Anna Pantelia is a Greek photojournalist. Her photographs and interviews have been published on major media organizations such as Newsweek, CNN, Al Jazeera, BBC, The Wallstreet Journal, The Guardian and Vice News. She has worked in Europe, Turkey, South Sudan and Mozambique with international NGOs such as Action Aid, Save the Children, Doctors Without Borders and has been the official photographer of CERN between 2012 and 2014. In 2015 she was selected by Magnum Photos as one of the 30 best documentary photographers under 30 internationally.
Life in the shadow of the Greek Lignite Mines
Despite the strict EU carbon regulations and the declining industry revenues, Greece has invested € 1.75 billions in the construction of two new lignite units in Western Macedonia.
The landscape of revelation in Ptolemaida composes a spread black mine, spanning 625 square miles, including some abandoned villages. Ptolemaida is the largest mine in the Balkans and accountable for the 30% of electricity production in the country.
Greece, along with Germany, Poland and the Czech Republic, are responsible for more than one third of the global coal production. However, lignite is among the worst sources of toxic air pollutants worldwide.
Only for 2012, the World Health Organisation (WHO) announced that 7 million people have died as a result of exposure to air pollution.
Many workers sacrifice their health for a job in the lignite mines, while others have been forced to leave land and homes that have been “devoured” by the expanding lignite mines.

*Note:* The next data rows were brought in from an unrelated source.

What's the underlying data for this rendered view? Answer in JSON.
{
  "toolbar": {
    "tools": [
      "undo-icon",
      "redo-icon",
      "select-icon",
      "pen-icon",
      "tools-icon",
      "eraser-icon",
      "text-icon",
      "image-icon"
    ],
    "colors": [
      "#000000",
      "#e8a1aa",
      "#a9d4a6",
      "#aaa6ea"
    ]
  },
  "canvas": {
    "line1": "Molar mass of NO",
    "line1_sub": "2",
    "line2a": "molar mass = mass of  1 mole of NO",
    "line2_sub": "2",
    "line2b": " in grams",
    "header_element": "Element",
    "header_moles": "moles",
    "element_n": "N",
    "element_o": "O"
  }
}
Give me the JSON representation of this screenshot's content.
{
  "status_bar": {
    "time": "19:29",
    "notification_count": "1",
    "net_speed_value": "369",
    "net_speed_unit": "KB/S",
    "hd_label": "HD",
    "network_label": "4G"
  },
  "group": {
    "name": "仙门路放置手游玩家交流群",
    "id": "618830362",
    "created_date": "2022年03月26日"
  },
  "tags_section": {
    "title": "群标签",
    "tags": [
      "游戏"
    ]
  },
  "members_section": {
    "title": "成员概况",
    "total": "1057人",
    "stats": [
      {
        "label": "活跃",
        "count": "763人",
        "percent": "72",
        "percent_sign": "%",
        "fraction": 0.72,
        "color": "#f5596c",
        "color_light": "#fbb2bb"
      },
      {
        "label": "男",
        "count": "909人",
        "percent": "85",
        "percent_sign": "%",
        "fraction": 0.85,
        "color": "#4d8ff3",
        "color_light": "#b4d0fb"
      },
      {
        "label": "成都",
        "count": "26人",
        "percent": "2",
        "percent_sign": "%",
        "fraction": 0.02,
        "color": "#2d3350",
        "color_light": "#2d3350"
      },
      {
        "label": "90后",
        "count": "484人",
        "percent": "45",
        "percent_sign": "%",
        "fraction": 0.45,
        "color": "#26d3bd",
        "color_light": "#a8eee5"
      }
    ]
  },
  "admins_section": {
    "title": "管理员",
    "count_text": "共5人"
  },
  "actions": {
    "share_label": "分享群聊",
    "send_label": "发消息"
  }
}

Since 1976, more than 4,000 inhabitants of 5 different villages, built on lignite deposits, have been displaced.